==== EXCERPTED RECORDS ====
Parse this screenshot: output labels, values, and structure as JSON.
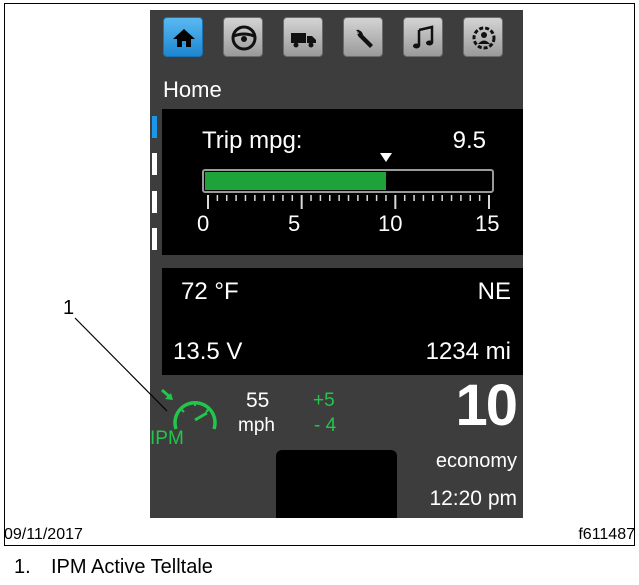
{
  "display": {
    "tabs": [
      {
        "icon": "home-icon",
        "active": true
      },
      {
        "icon": "steering-wheel-icon",
        "active": false
      },
      {
        "icon": "truck-icon",
        "active": false
      },
      {
        "icon": "wrench-icon",
        "active": false
      },
      {
        "icon": "music-note-icon",
        "active": false
      },
      {
        "icon": "settings-icon",
        "active": false
      }
    ],
    "screen_title": "Home",
    "page_indicator": {
      "count": 4,
      "active_index": 0
    },
    "trip": {
      "label": "Trip mpg:",
      "value": "9.5",
      "scale_labels": [
        "0",
        "5",
        "10",
        "15"
      ],
      "scale_max": 15,
      "current_mpg": 9.5,
      "pointer_mpg": 9.5
    },
    "info": {
      "temperature": "72 °F",
      "heading": "NE",
      "voltage": "13.5 V",
      "odometer": "1234 mi"
    },
    "cruise": {
      "ipm_label": "IPM",
      "speed": "55",
      "unit": "mph",
      "upper_offset": "+5",
      "lower_offset": "- 4"
    },
    "economy_value": "10",
    "economy_label": "economy",
    "clock": "12:20 pm"
  },
  "figure": {
    "callout_number": "1",
    "date": "09/11/2017",
    "figure_id": "f611487",
    "caption_number": "1.",
    "caption_text": "IPM Active Telltale"
  },
  "colors": {
    "display_bg": "#3d3d3d",
    "active_tab": "#2a9be0",
    "bar_green": "#1ea23a",
    "ipm_green": "#22c64a"
  }
}
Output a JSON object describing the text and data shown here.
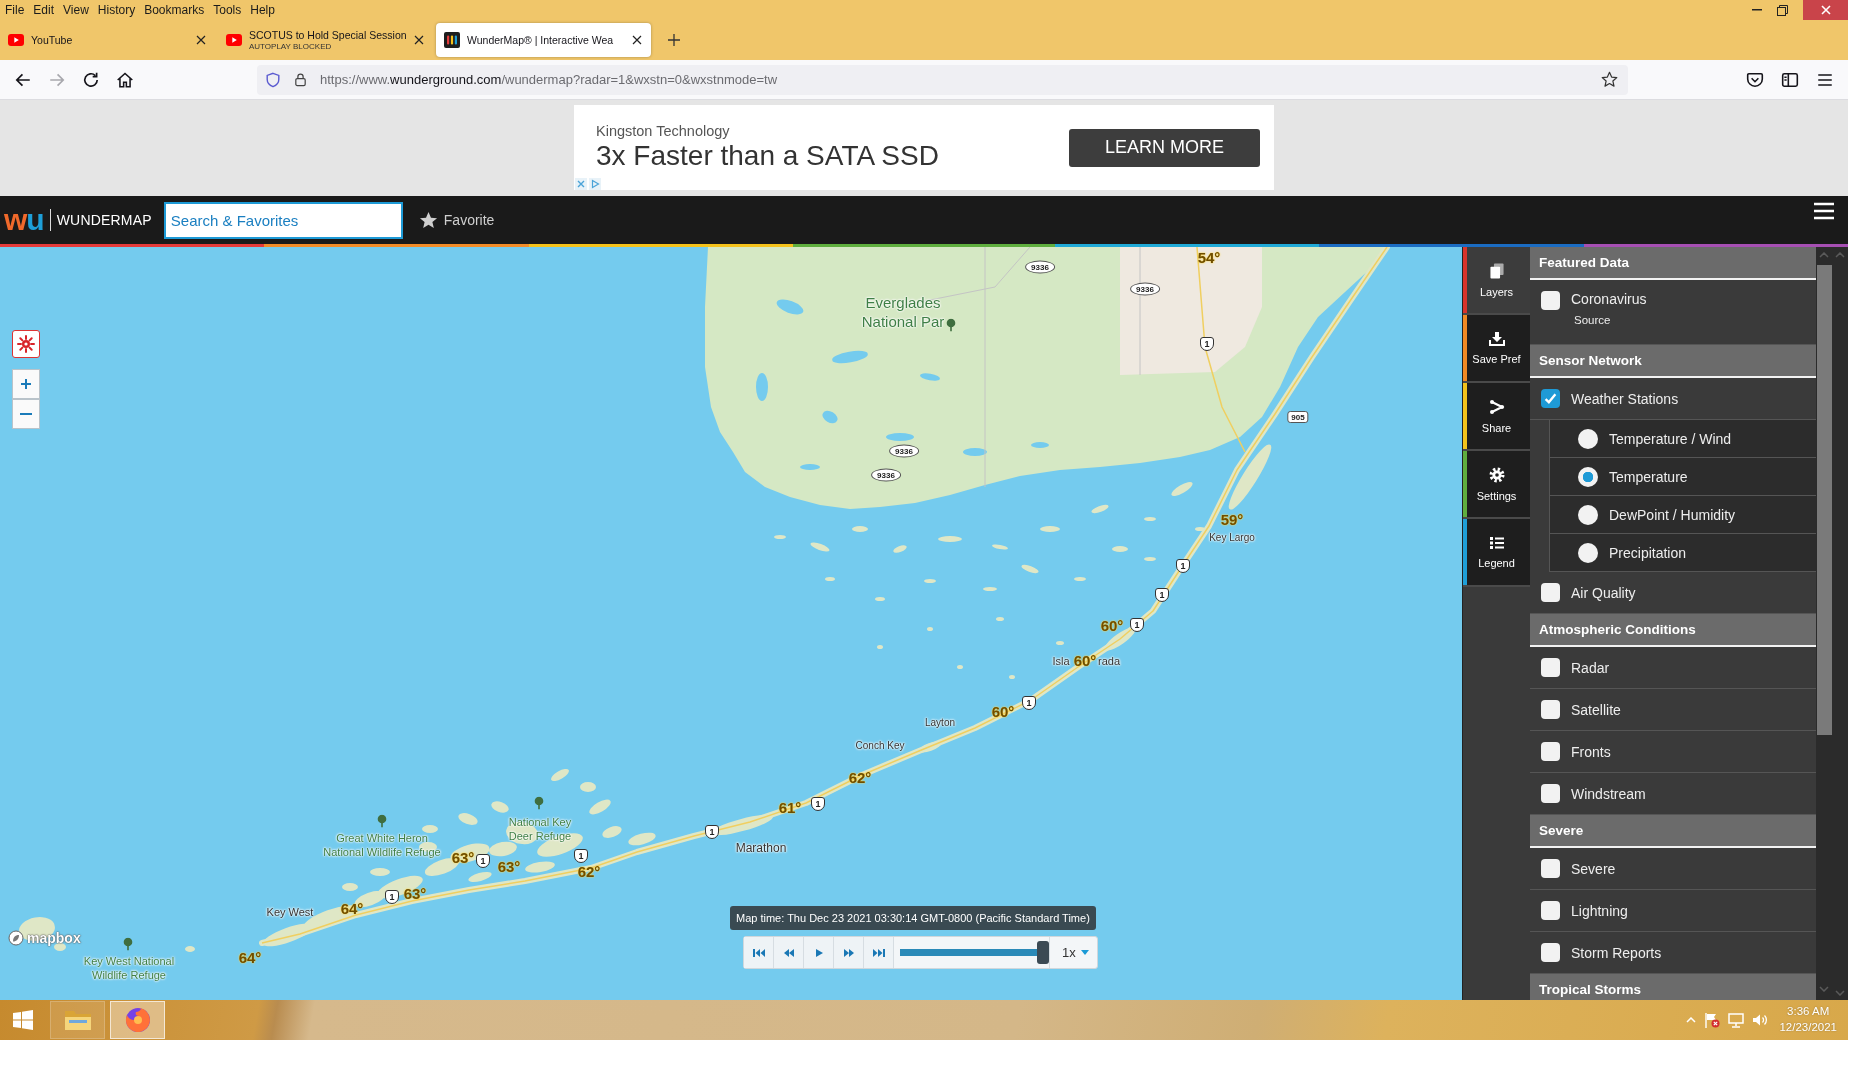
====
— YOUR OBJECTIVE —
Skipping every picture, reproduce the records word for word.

— FINISHED TASK —
Parse this screenshot: output labels, values, and structure as JSON.
{
  "display": {
    "tabs": [
      {
        "icon": "home-icon",
        "active": true
      },
      {
        "icon": "steering-wheel-icon",
        "active": false
      },
      {
        "icon": "truck-icon",
        "active": false
      },
      {
        "icon": "wrench-icon",
        "active": false
      },
      {
        "icon": "music-note-icon",
        "active": false
      },
      {
        "icon": "settings-icon",
        "active": false
      }
    ],
    "screen_title": "Home",
    "page_indicator": {
      "count": 4,
      "active_index": 0
    },
    "trip": {
      "label": "Trip mpg:",
      "value": "9.5",
      "scale_labels": [
        "0",
        "5",
        "10",
        "15"
      ],
      "scale_max": 15,
      "current_mpg": 9.5,
      "pointer_mpg": 9.5
    },
    "info": {
      "temperature": "72 °F",
      "heading": "NE",
      "voltage": "13.5 V",
      "odometer": "1234 mi"
    },
    "cruise": {
      "ipm_label": "IPM",
      "speed": "55",
      "unit": "mph",
      "upper_offset": "+5",
      "lower_offset": "- 4"
    },
    "economy_value": "10",
    "economy_label": "economy",
    "clock": "12:20 pm"
  },
  "figure": {
    "callout_number": "1",
    "date": "09/11/2017",
    "figure_id": "f611487",
    "caption_number": "1.",
    "caption_text": "IPM Active Telltale"
  },
  "colors": {
    "display_bg": "#3d3d3d",
    "active_tab": "#2a9be0",
    "bar_green": "#1ea23a",
    "ipm_green": "#22c64a"
  }
}
Output a JSON object describing the text and data shown here.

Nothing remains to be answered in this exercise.